“This research started when Ron and I were working for a biopharmaceutical company that is now part of the drug company Novartis,” Connolly said in an email. “The company had a focus on blood testing and there was a rising concern that prions and vCJD (Mad Cow disease) in particular could present a risk to the safety of the blood supply and a good test did not yet exist.”

According to Zuckermann and Connolly, the synthetic peptoid works with an assay or antibody in which both bind to the target prions in different sites, and a magnetic bead on the peptoid allows the peptoid-bound prion to be separated easily.

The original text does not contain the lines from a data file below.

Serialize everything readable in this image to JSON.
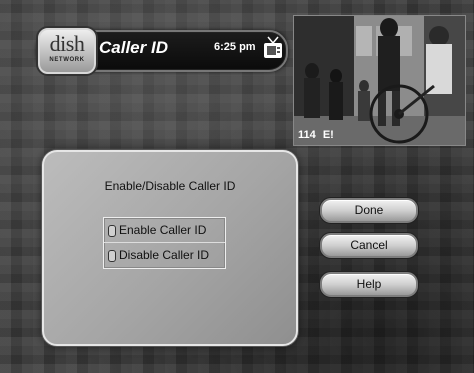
{
  "header": {
    "logo_word": "dish",
    "logo_sub": "NETWORK",
    "title": "Caller ID",
    "time": "6:25 pm"
  },
  "video": {
    "channel_number": "114",
    "channel_name": "E!"
  },
  "dialog": {
    "title": "Enable/Disable Caller ID",
    "options": [
      {
        "label": "Enable Caller ID"
      },
      {
        "label": "Disable Caller ID"
      }
    ]
  },
  "buttons": {
    "done": "Done",
    "cancel": "Cancel",
    "help": "Help"
  },
  "icons": {
    "logo": "dish-network-logo",
    "tv": "tv-icon"
  }
}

They added that the synthetic nature of the peptoid ensures it is degraded by the body, and the easy separation of the peptoid by magnetism makes it easily automated and great for widespread use to detect prion-related diseases.

“It probably wouldn’t end up as a home test but something done in blood banks or hospital clinics to diagnose disease,” Zuckermann said.

The creation of this peptoid is significant because, before its development, the main method for detecting prions in blood supplies was through animal model studies that were slow and could not test all the blood needed. Other later tests could also not be industrialized, Zuckermann and Connolly said.

The synthetic peptoid can assist in the treatment for diseases involving prions, such as Alzheimer’s, by enabling early detection, according to Zuckermann and Connolly.

“In prior publications our peptoid material and the misfolded protein assay can seek out the large aggregated proteins that are the disease agents in Alzheimer’s and Parkinson’s diseases, among others,” Connolly said in an email. “Early non-invasive tests for these diseases can help us potentially treat disease earlier and aid in the development of new therapies.”

Yao Huang is a research and ideas reporter. Contact him at [email protected] and follow him on Twitter at @Yhoneplus.